PROBLEM DETAILS.
The answer is every line of the records that holds the word "grid", copied in full.

INFORMATION SUPPLIED.
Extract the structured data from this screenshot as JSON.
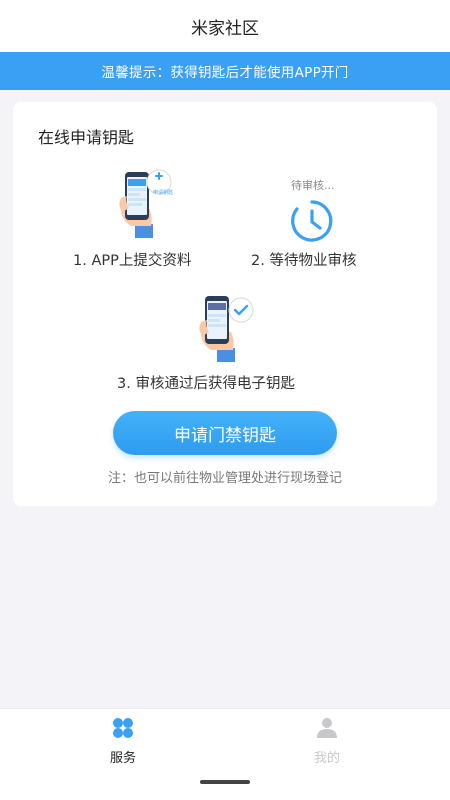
{
  "header": {
    "title": "米家社区"
  },
  "notice": {
    "text": "温馨提示：获得钥匙后才能使用APP开门"
  },
  "card": {
    "title": "在线申请钥匙",
    "steps": [
      {
        "label": "1. APP上提交资料",
        "icon": "phone-submit-icon",
        "phone_badge": "申请钥匙"
      },
      {
        "label": "2. 等待物业审核",
        "icon": "clock-icon",
        "status": "待审核..."
      },
      {
        "label": "3. 审核通过后获得电子钥匙",
        "icon": "phone-approved-icon"
      }
    ],
    "apply_button": "申请门禁钥匙",
    "note": "注：也可以前往物业管理处进行现场登记"
  },
  "tabbar": {
    "items": [
      {
        "label": "服务",
        "icon": "grid-clover-icon",
        "active": true
      },
      {
        "label": "我的",
        "icon": "person-icon",
        "active": false
      }
    ]
  },
  "colors": {
    "accent": "#3aa0f4",
    "inactive": "#c8c8cc"
  }
}
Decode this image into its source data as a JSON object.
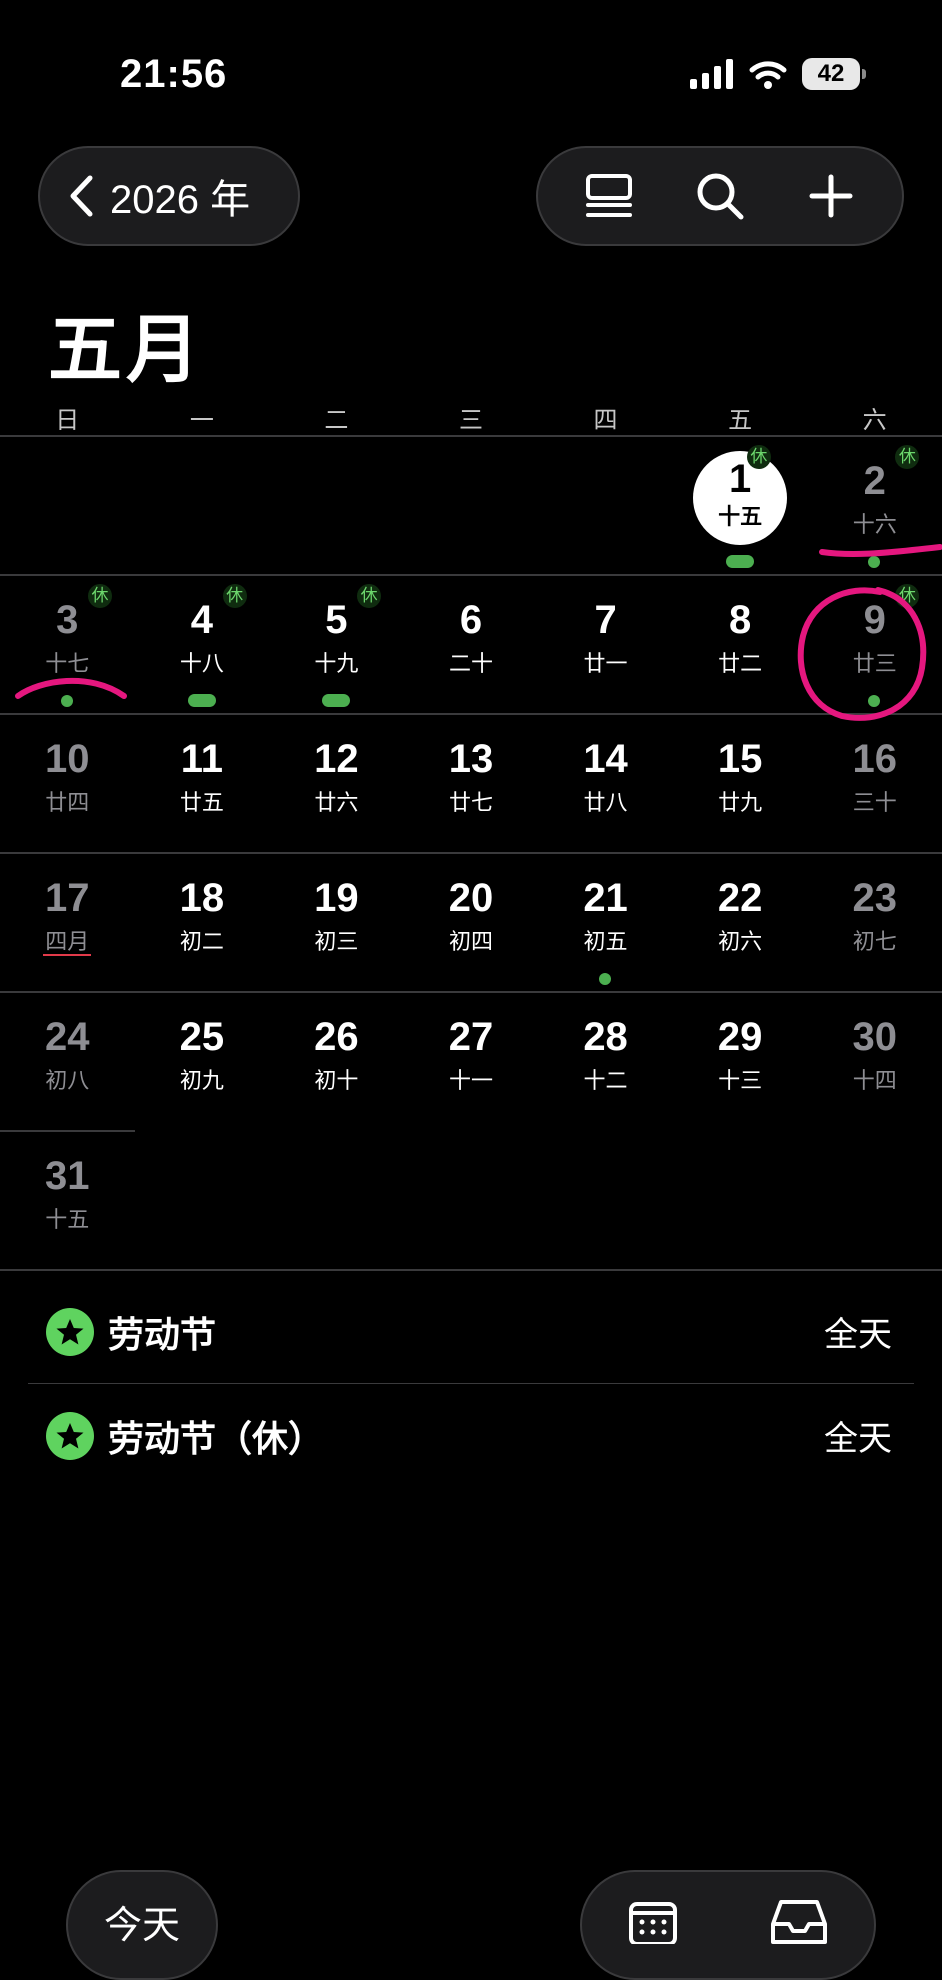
{
  "status_bar": {
    "time": "21:56",
    "battery": "42"
  },
  "nav": {
    "back_label": "2026 年"
  },
  "month_title": "五月",
  "weekdays": [
    "日",
    "一",
    "二",
    "三",
    "四",
    "五",
    "六"
  ],
  "holiday_badge": "休",
  "days": [
    {
      "n": "1",
      "lunar": "十五",
      "today": true,
      "xiu": true,
      "marker": "bar"
    },
    {
      "n": "2",
      "lunar": "十六",
      "xiu": true,
      "marker": "dot"
    },
    {
      "n": "3",
      "lunar": "十七",
      "xiu": true,
      "marker": "dot"
    },
    {
      "n": "4",
      "lunar": "十八",
      "xiu": true,
      "marker": "bar"
    },
    {
      "n": "5",
      "lunar": "十九",
      "xiu": true,
      "marker": "bar"
    },
    {
      "n": "6",
      "lunar": "二十"
    },
    {
      "n": "7",
      "lunar": "廿一"
    },
    {
      "n": "8",
      "lunar": "廿二"
    },
    {
      "n": "9",
      "lunar": "廿三",
      "xiu": true,
      "marker": "dot"
    },
    {
      "n": "10",
      "lunar": "廿四"
    },
    {
      "n": "11",
      "lunar": "廿五"
    },
    {
      "n": "12",
      "lunar": "廿六"
    },
    {
      "n": "13",
      "lunar": "廿七"
    },
    {
      "n": "14",
      "lunar": "廿八"
    },
    {
      "n": "15",
      "lunar": "廿九"
    },
    {
      "n": "16",
      "lunar": "三十"
    },
    {
      "n": "17",
      "lunar": "四月",
      "lunar_underline": true
    },
    {
      "n": "18",
      "lunar": "初二"
    },
    {
      "n": "19",
      "lunar": "初三"
    },
    {
      "n": "20",
      "lunar": "初四"
    },
    {
      "n": "21",
      "lunar": "初五",
      "marker": "dot"
    },
    {
      "n": "22",
      "lunar": "初六"
    },
    {
      "n": "23",
      "lunar": "初七"
    },
    {
      "n": "24",
      "lunar": "初八"
    },
    {
      "n": "25",
      "lunar": "初九"
    },
    {
      "n": "26",
      "lunar": "初十"
    },
    {
      "n": "27",
      "lunar": "十一"
    },
    {
      "n": "28",
      "lunar": "十二"
    },
    {
      "n": "29",
      "lunar": "十三"
    },
    {
      "n": "30",
      "lunar": "十四"
    },
    {
      "n": "31",
      "lunar": "十五"
    }
  ],
  "events": [
    {
      "title": "劳动节",
      "time": "全天",
      "icon": "star-icon"
    },
    {
      "title": "劳动节（休）",
      "time": "全天",
      "icon": "star-icon"
    }
  ],
  "bottom_bar": {
    "today_label": "今天",
    "icons": [
      "calendar-grid-icon",
      "inbox-icon"
    ]
  },
  "colors": {
    "accent_green": "#4caf50",
    "annotation_magenta": "#e5177f",
    "today_underline": "#e23a4a"
  }
}
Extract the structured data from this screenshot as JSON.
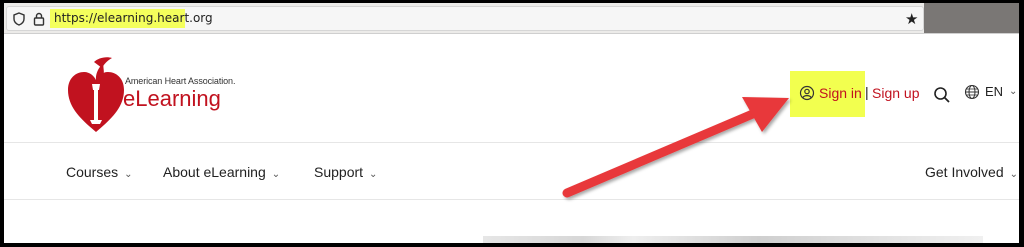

ANSWER BELOW.
        "icon": "grid-clover-icon",
      "calendar-grid-icon",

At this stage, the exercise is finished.